Dataset rows describing interfaces:
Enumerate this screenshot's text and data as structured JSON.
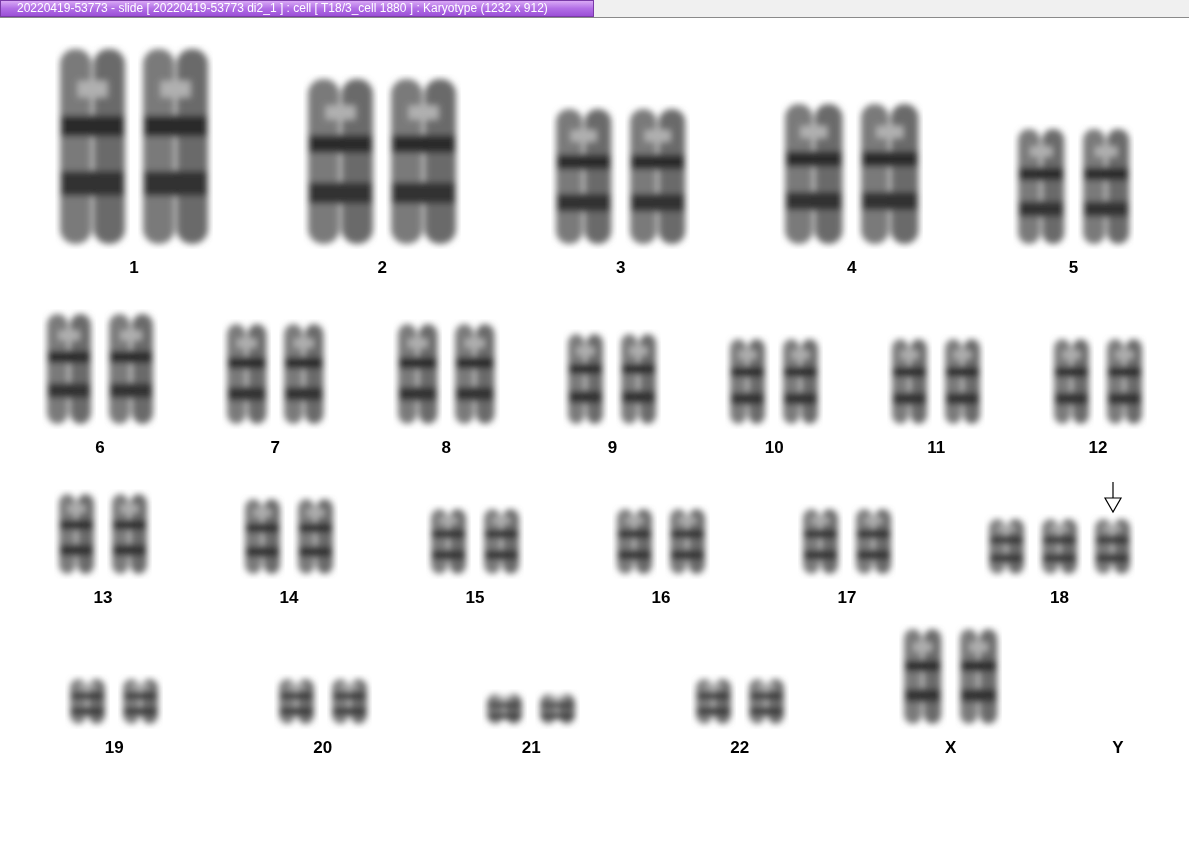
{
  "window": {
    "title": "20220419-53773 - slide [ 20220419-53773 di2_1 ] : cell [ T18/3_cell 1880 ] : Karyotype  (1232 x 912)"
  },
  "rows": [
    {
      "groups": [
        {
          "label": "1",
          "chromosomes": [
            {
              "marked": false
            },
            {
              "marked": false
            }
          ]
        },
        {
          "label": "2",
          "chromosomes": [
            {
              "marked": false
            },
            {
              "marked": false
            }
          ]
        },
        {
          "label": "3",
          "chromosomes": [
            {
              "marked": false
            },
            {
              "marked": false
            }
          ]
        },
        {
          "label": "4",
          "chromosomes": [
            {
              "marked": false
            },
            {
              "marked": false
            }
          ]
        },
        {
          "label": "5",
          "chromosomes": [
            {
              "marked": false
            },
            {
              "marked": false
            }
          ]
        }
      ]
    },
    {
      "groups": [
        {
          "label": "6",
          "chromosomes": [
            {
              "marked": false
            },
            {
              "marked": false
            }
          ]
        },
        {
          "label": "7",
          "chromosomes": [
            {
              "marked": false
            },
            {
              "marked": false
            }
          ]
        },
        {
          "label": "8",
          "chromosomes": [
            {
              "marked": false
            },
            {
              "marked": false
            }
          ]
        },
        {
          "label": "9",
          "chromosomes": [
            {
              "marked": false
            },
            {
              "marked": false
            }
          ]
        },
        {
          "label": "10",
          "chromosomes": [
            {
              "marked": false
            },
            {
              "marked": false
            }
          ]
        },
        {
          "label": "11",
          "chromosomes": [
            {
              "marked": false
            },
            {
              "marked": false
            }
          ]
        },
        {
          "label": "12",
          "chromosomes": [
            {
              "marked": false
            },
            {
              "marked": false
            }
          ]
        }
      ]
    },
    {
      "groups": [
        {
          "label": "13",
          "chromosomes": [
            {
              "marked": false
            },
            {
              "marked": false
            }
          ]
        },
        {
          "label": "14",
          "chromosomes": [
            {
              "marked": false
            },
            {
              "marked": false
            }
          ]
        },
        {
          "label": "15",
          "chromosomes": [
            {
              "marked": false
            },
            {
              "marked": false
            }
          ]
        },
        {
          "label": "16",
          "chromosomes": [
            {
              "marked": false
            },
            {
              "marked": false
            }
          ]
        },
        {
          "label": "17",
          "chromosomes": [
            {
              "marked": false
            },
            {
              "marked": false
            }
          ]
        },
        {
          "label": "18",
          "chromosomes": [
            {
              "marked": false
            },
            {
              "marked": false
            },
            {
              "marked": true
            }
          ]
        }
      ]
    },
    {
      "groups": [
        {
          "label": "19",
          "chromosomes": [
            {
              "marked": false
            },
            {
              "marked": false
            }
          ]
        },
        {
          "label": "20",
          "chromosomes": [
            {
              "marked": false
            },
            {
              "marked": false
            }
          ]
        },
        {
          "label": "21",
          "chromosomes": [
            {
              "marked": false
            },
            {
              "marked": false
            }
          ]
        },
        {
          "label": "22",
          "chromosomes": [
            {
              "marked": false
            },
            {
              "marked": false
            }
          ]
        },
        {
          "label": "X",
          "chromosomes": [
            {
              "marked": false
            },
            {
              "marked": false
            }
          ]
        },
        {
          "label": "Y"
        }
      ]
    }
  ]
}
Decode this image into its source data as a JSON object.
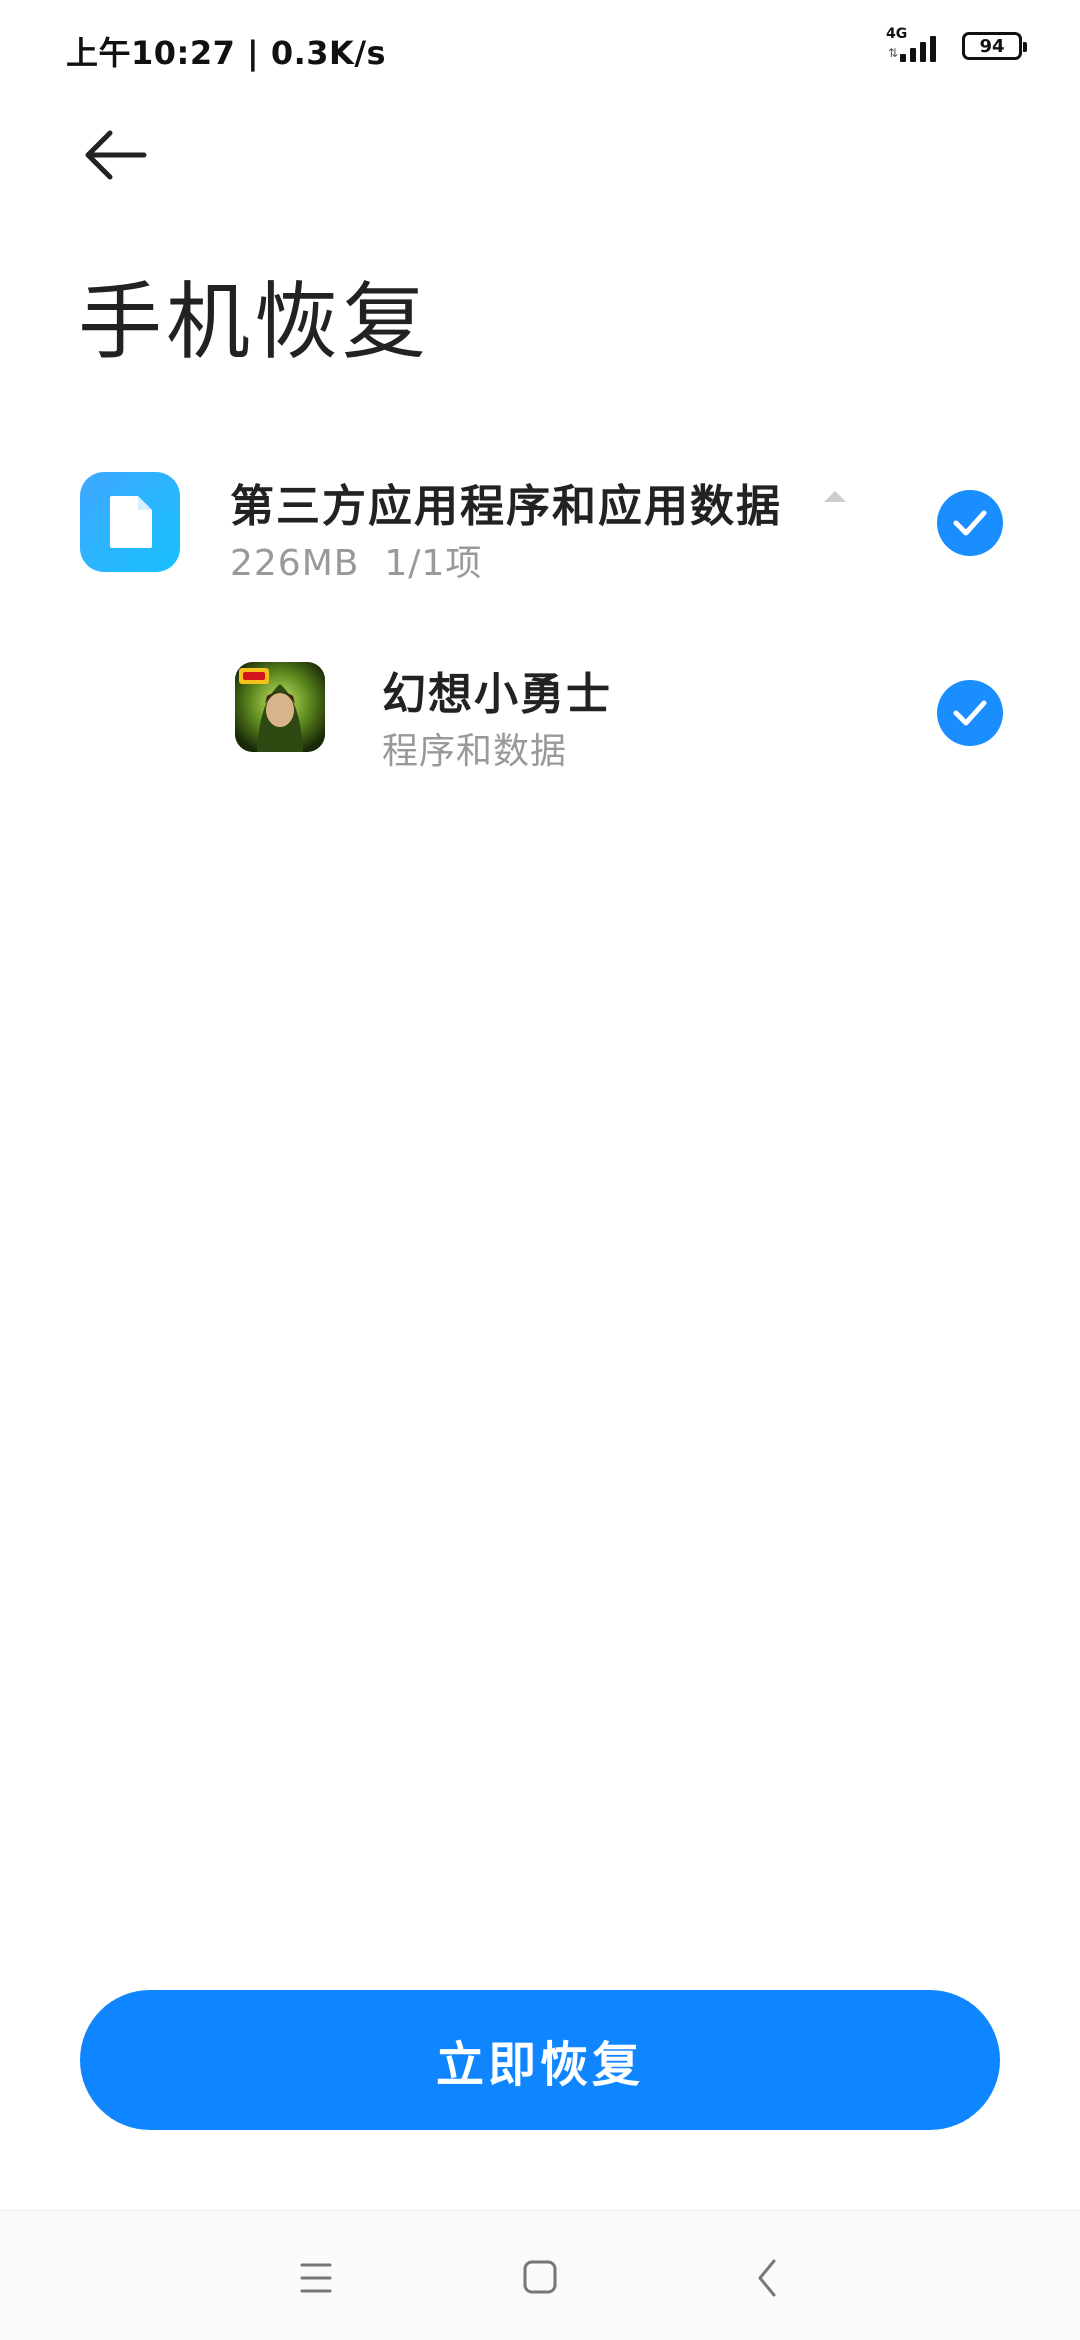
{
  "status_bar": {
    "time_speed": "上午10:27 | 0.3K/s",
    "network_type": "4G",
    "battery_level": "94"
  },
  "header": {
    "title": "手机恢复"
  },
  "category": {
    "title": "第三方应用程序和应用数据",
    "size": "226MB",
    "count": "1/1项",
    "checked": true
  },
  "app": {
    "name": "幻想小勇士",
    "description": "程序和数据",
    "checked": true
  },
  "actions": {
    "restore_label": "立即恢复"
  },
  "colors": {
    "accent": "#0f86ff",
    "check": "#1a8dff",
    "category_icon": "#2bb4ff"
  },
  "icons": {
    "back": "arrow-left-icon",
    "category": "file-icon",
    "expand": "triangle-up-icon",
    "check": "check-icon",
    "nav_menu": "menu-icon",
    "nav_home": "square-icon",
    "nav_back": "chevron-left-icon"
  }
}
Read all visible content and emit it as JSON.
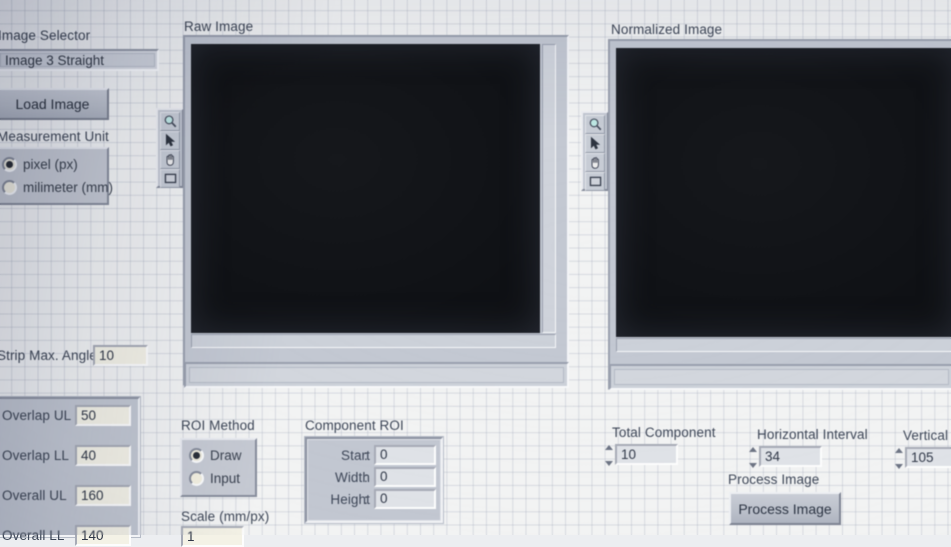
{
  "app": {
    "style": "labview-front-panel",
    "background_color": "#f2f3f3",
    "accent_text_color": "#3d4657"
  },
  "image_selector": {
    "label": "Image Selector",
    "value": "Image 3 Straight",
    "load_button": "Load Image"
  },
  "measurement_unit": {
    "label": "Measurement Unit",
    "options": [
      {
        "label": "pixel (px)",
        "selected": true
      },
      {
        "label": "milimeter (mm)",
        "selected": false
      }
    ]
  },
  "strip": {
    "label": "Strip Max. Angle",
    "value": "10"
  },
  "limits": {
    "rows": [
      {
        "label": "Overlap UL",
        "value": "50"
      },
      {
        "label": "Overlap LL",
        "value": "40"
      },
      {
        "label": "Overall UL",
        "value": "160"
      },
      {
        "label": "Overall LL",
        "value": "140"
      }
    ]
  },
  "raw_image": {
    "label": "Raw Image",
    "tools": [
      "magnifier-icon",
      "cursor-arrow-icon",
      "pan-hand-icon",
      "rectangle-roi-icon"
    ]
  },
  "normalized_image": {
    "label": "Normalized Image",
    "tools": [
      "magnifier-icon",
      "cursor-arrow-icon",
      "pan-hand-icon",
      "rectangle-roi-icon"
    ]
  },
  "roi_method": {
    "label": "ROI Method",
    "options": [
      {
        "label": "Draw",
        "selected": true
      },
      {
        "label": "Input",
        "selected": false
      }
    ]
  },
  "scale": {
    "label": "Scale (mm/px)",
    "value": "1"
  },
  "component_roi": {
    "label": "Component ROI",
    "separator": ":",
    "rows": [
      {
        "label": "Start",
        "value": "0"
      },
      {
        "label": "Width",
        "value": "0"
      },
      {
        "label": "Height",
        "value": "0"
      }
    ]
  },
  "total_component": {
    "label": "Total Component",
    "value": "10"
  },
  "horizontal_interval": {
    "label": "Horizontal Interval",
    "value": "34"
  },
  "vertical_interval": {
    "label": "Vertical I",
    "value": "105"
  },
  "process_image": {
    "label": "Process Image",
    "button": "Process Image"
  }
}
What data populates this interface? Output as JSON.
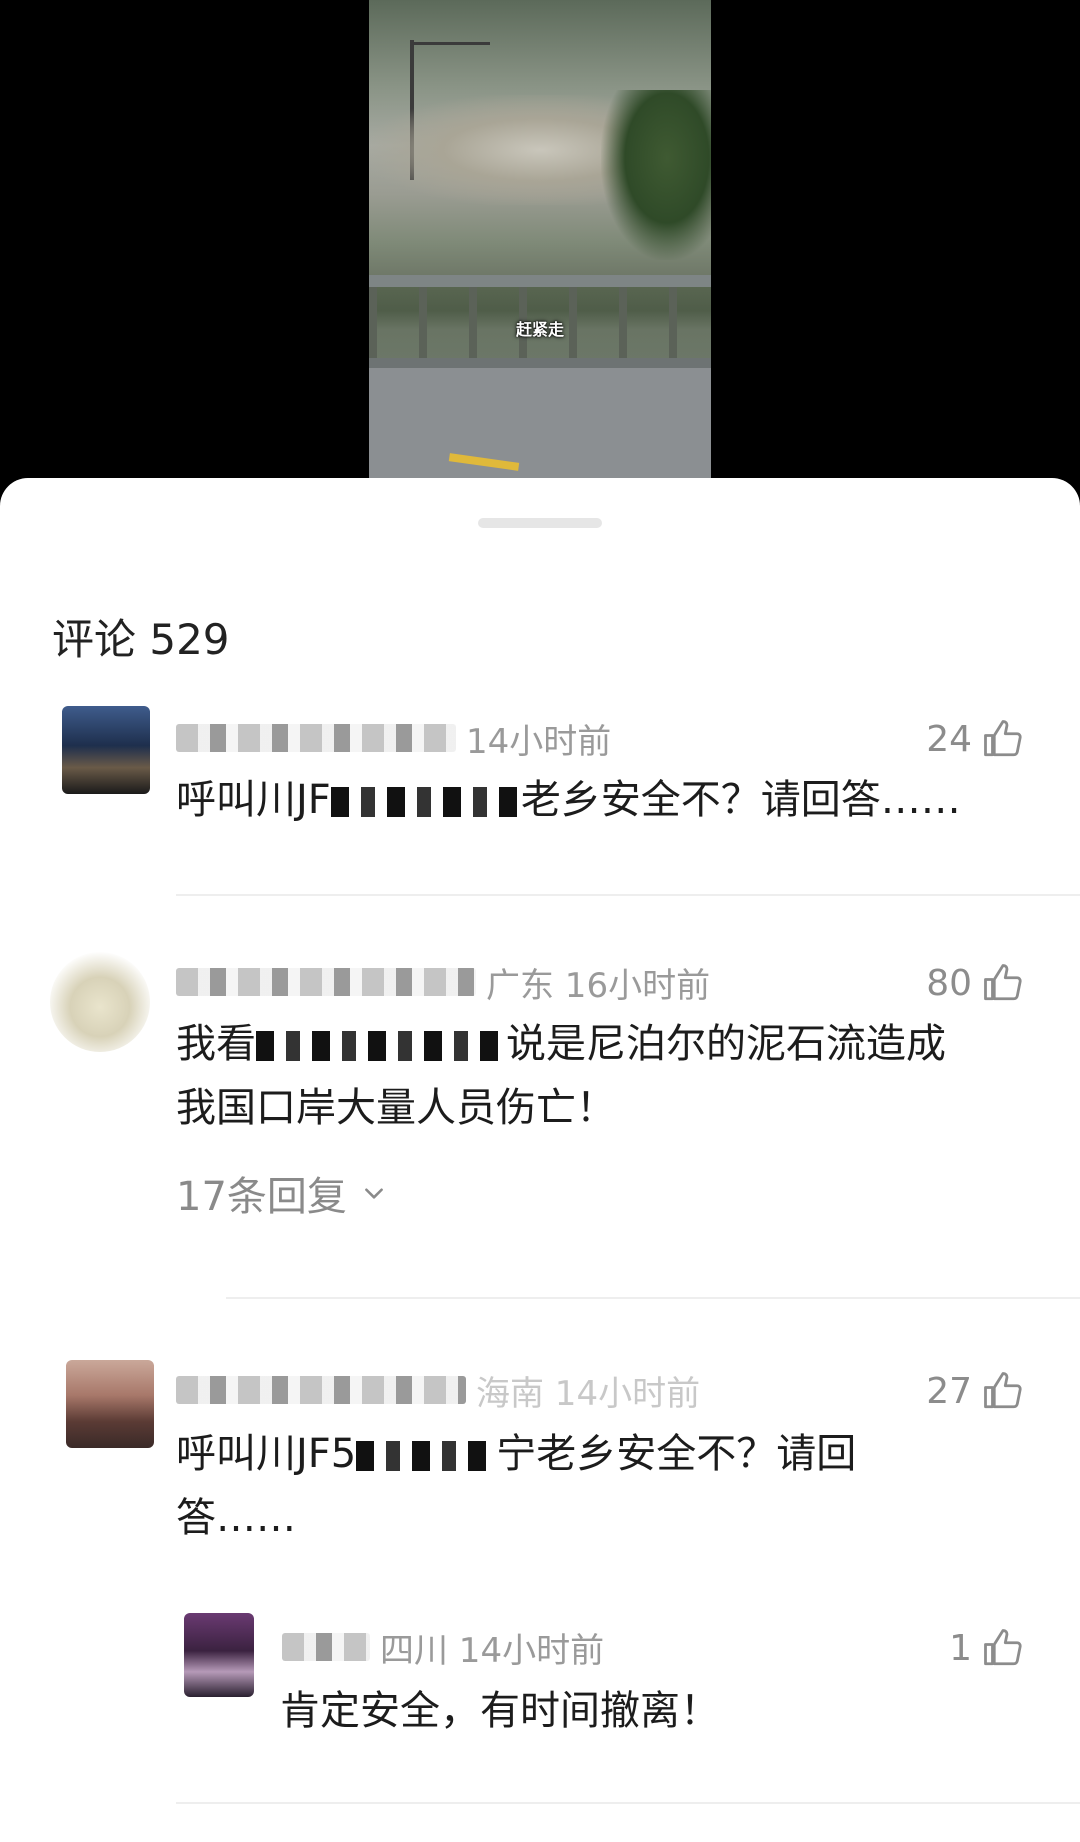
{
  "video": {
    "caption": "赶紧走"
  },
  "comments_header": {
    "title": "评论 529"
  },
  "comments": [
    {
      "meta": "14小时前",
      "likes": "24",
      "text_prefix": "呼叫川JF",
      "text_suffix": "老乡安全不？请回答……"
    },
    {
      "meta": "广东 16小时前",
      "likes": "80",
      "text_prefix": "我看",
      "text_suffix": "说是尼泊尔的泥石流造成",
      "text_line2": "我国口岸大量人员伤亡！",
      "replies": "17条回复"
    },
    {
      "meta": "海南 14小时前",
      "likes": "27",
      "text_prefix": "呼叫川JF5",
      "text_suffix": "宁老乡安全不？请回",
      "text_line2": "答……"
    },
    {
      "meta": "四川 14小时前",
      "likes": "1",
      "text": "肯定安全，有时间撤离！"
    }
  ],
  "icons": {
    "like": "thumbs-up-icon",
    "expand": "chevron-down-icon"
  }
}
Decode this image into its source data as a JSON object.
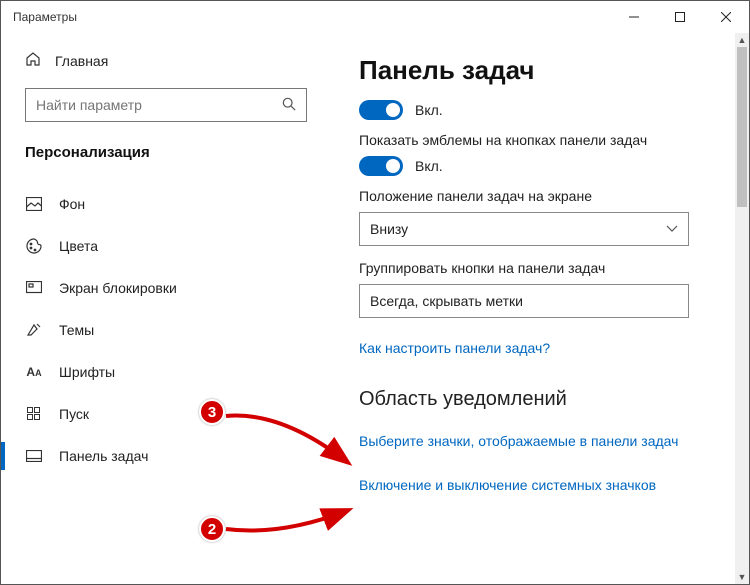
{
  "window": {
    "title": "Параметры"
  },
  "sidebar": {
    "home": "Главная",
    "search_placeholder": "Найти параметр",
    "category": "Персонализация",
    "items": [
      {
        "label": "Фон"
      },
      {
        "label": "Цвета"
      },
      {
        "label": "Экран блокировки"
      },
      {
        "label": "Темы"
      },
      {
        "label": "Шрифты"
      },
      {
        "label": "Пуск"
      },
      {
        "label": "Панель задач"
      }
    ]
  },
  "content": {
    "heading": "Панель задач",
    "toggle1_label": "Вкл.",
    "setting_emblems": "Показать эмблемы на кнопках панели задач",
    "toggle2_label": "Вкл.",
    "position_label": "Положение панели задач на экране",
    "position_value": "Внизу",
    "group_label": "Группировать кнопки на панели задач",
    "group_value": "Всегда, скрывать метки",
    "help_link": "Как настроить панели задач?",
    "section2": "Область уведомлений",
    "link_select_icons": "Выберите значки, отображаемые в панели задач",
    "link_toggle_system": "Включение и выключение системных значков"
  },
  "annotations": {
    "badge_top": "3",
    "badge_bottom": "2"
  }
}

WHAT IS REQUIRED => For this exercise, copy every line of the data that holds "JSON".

TASK RESPONSE =>
Enumerate this screenshot's text and data as structured JSON.
Decode this image into its source data as a JSON object.
Read all visible content and emit it as JSON.
What data populates this interface? Output as JSON.
Decode this image into its source data as a JSON object.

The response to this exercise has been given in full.